As a “strong woman”, I’ve learned to accept that men and women in power will abuse their power. That it’s up to me personally to ensure my own safety, mentally and physically. And that sometimes I won’t be able to protect myself. That bad shit will happen to me, and to the women I love. That it’s more likely to happen to me, especially, because I am a woman, a young woman. That therefore, I am a target.

 

 

Empathy.

After a couple of relationships with physical altercations, where I’ve been hit, I realize I now have the violent impulse to strike a loved one in me.

And I’ve done it. I’ve hit the people I’ve loved.  

And I am deeply ashamed of this action.

Looking at my violent physical action, I realize this:

Abuse of another comes down to a fundamental lack of empathy.  

When you abuse someone else, you put your own needs first.  They cease to be a person, their needs don't matter.  You stop seeing them, stop hearing them. You are driven forward by your feeling of desire.

Yesterday, I meditated.  And I tried to put myself in Harvey Weinstein’s shoes.  

And I found that it was easy.  

Incredibly easy to imagine that I was in a position of power.  

Easy to imagine filling a void of need by objectifying another person.  

And what’s more- it was exciting.

 

 

Jokes.

It’s frequently been observed that we don’t have Kings and Queens in this country.

But we do have movies. And TV. And Netflix. And we have Stars…

And we have people we call “Star-Makers.”

Do you want to know my perspective as a woman, still struggling to make my name in show business?

I think the whole industry is lost, and afraid. Unsteady on its feet.  Horrified. Sick. Turned on. Distancing itself… from the things that have defined it.

A power structure that is top down will always breed corruption. It’s funny that an industry devoted to storytelling- a most fundamentally empathetic art form- breeds these same power dynamics as The Church, a Corporation, the United States Government.

Because we are not at all surprised by all these scandals.  We are disgusted. And we are simply fascinated as we read the details.

And I clearly recognize myself as the victim.  And what’s more- I also recognize myself in the abuser.
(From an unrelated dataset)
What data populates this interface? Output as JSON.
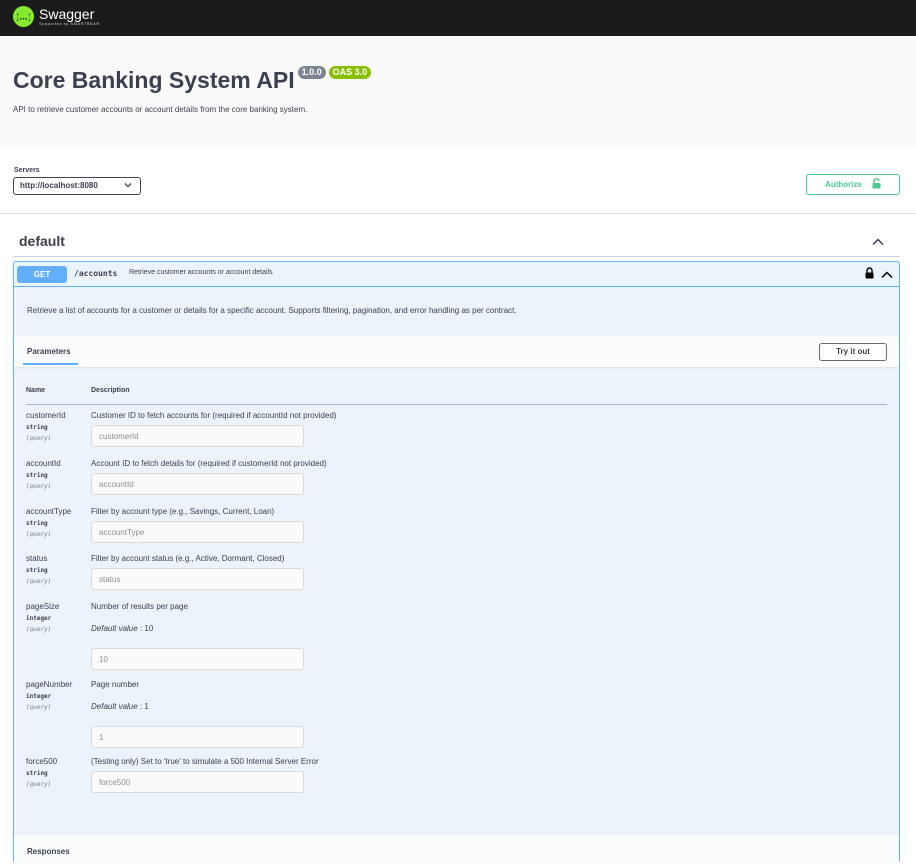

So I’m looking hard at the people around me. And I’m looking even harder at myself.  

I’ve been trying to make a joke for about a month now, to help make all of this more bearable. It has to do with a giant billboard that we make over Sunset Boulevard, like those giant signs they hang in factories where dangerous machinery is being operated.  “13 Days Without an Incident.” “5 Days without an Incident.”

I keep hoping that one day, just one single day will pass where I don’t hear or see something terrible happening here in Hollywood.
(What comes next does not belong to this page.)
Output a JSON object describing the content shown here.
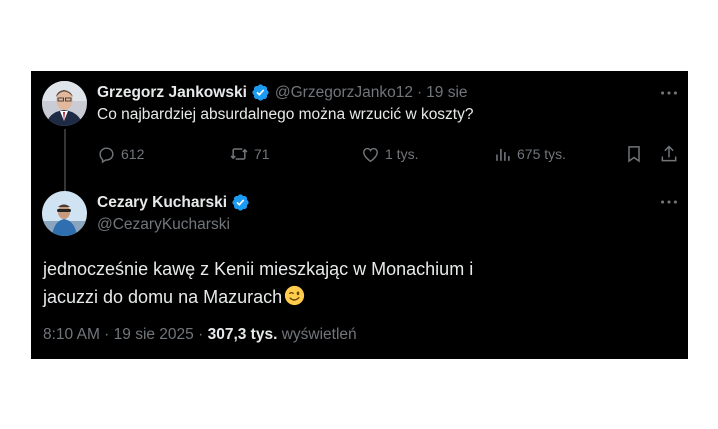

"Zero Days Without an Incident".

It hasn’t happened yet.

 

 

Acceptance.

There’s a girl in L.A., who is an older woman now, (but will forever be a girl in many ways,) who goes by the name of Angelyne.  She’s “famous for being famous”.  Google her- it’s a fascinating, terrible, and deeply American thing she’s doing with her life.  
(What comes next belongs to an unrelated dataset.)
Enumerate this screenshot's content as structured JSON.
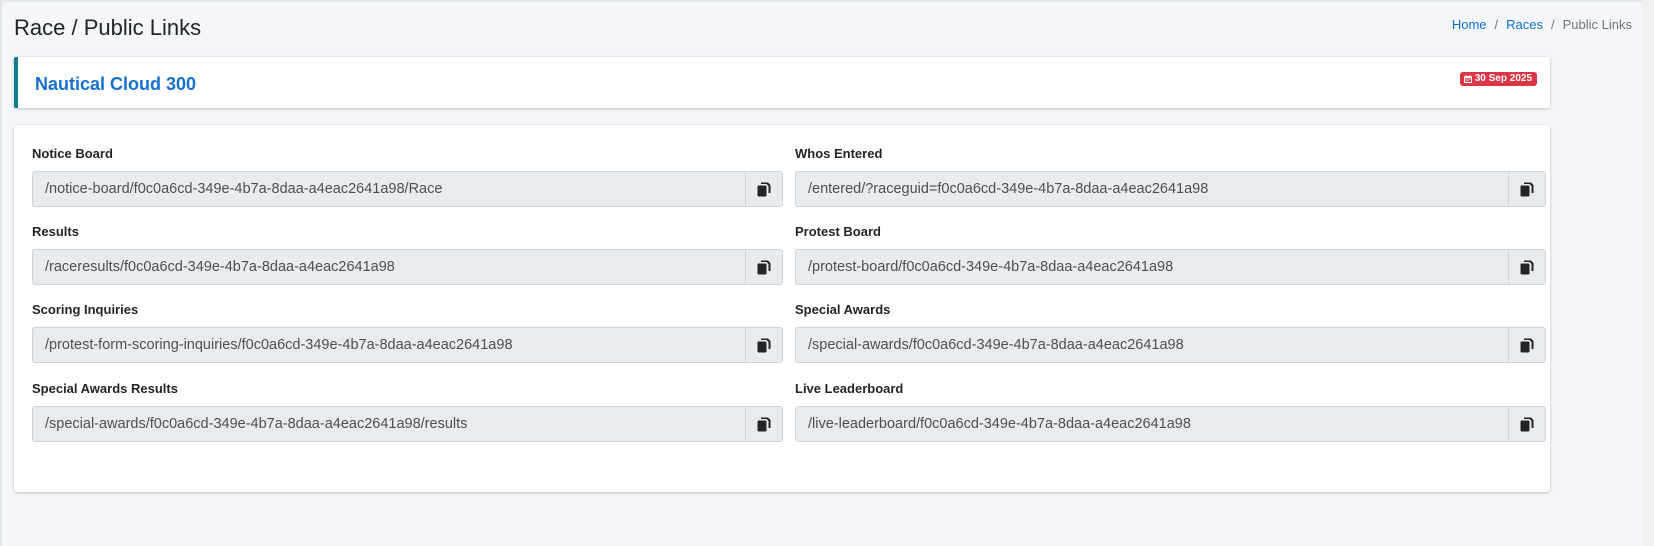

But anyway, one of the facts of her life is that Angelyne’s parents met while both were prisoners of a concentration camp during WWII. There, being starved and beaten by Nazis, they fell in love, and had the baby... who would grown up to be Angelyne.

I am in love right now.  It is wonderful. 

Of course, my love and I are not in a concentration camp… by any stretch of the imagination.

But we are in a precise moment in history, that is very dark.  And it is also very brilliant.

And our love helps me find the courage to follow through with my actions, despite my feelings.  

It is a love that allows both darkness and brilliance in me, and in him.

Our love helps me accept the hard and noble facts of this era that we live in.

 

 

Action.

I keep trying to step back, gain perspective.

What is needed from me right now by my community?  

What is an action that I can do to help heal everyday trauma that is coming to the front of our cultural conversation where I live?

 

I can help people learn to meditate.  

I can help people laugh.

I can listen to their stories.

I can chronicle my own feelings, and offer them to others as a way to heal.

I can love.

 

So, here I am.  

Ready to listen to you.

Tell me your story?